Task to carry out: The entries are to be output in full, word for word.

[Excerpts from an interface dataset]
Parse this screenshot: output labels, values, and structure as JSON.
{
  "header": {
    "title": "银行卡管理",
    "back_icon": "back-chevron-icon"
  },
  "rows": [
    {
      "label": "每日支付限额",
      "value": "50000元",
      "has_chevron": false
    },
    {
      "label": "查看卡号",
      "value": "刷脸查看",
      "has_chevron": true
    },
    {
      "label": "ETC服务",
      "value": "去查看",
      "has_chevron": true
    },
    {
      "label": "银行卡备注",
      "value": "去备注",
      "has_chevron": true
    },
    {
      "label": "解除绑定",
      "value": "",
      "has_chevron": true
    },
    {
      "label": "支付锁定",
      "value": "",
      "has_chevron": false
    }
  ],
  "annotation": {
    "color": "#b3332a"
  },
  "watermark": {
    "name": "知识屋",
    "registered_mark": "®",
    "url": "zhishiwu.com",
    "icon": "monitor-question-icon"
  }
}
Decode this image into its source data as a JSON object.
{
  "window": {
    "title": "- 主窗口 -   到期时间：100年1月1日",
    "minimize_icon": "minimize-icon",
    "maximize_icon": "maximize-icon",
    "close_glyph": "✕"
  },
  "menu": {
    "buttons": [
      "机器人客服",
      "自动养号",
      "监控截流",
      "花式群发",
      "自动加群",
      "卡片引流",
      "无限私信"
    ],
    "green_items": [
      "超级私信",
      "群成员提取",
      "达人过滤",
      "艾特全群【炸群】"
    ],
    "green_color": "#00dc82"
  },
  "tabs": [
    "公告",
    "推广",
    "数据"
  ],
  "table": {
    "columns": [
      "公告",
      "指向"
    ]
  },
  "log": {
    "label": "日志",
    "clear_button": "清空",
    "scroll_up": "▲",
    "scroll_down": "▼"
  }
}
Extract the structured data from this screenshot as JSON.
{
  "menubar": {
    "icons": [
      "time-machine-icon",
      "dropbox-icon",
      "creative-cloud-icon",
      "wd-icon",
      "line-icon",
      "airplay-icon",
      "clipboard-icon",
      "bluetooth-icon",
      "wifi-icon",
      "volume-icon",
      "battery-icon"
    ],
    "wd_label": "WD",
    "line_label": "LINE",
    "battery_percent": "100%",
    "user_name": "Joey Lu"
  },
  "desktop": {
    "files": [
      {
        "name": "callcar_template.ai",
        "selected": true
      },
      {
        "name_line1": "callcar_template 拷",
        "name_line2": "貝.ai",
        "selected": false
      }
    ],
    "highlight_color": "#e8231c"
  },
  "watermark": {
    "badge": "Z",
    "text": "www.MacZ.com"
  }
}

Exercise result:
Parse this screenshot: output labels, values, and structure as JSON.
{
  "header": {
    "title": "银行卡管理",
    "back_icon": "back-chevron-icon"
  },
  "rows": [
    {
      "label": "每日支付限额",
      "value": "50000元",
      "has_chevron": false
    },
    {
      "label": "查看卡号",
      "value": "刷脸查看",
      "has_chevron": true
    },
    {
      "label": "ETC服务",
      "value": "去查看",
      "has_chevron": true
    },
    {
      "label": "银行卡备注",
      "value": "去备注",
      "has_chevron": true
    },
    {
      "label": "解除绑定",
      "value": "",
      "has_chevron": true
    },
    {
      "label": "支付锁定",
      "value": "",
      "has_chevron": false
    }
  ],
  "annotation": {
    "color": "#b3332a"
  },
  "watermark": {
    "name": "知识屋",
    "registered_mark": "®",
    "url": "zhishiwu.com",
    "icon": "monitor-question-icon"
  }
}
Decode this image into its source data as a JSON object.
{
  "window": {
    "title": "- 主窗口 -   到期时间：100年1月1日",
    "minimize_icon": "minimize-icon",
    "maximize_icon": "maximize-icon",
    "close_glyph": "✕"
  },
  "menu": {
    "buttons": [
      "机器人客服",
      "自动养号",
      "监控截流",
      "花式群发",
      "自动加群",
      "卡片引流",
      "无限私信"
    ],
    "green_items": [
      "超级私信",
      "群成员提取",
      "达人过滤",
      "艾特全群【炸群】"
    ],
    "green_color": "#00dc82"
  },
  "tabs": [
    "公告",
    "推广",
    "数据"
  ],
  "table": {
    "columns": [
      "公告",
      "指向"
    ]
  },
  "log": {
    "label": "日志",
    "clear_button": "清空",
    "scroll_up": "▲",
    "scroll_down": "▼"
  }
}
Extract the structured data from this screenshot as JSON.
{
  "menubar": {
    "icons": [
      "time-machine-icon",
      "dropbox-icon",
      "creative-cloud-icon",
      "wd-icon",
      "line-icon",
      "airplay-icon",
      "clipboard-icon",
      "bluetooth-icon",
      "wifi-icon",
      "volume-icon",
      "battery-icon"
    ],
    "wd_label": "WD",
    "line_label": "LINE",
    "battery_percent": "100%",
    "user_name": "Joey Lu"
  },
  "desktop": {
    "files": [
      {
        "name": "callcar_template.ai",
        "selected": true
      },
      {
        "name_line1": "callcar_template 拷",
        "name_line2": "貝.ai",
        "selected": false
      }
    ],
    "highlight_color": "#e8231c"
  },
  "watermark": {
    "badge": "Z",
    "text": "www.MacZ.com"
  }
}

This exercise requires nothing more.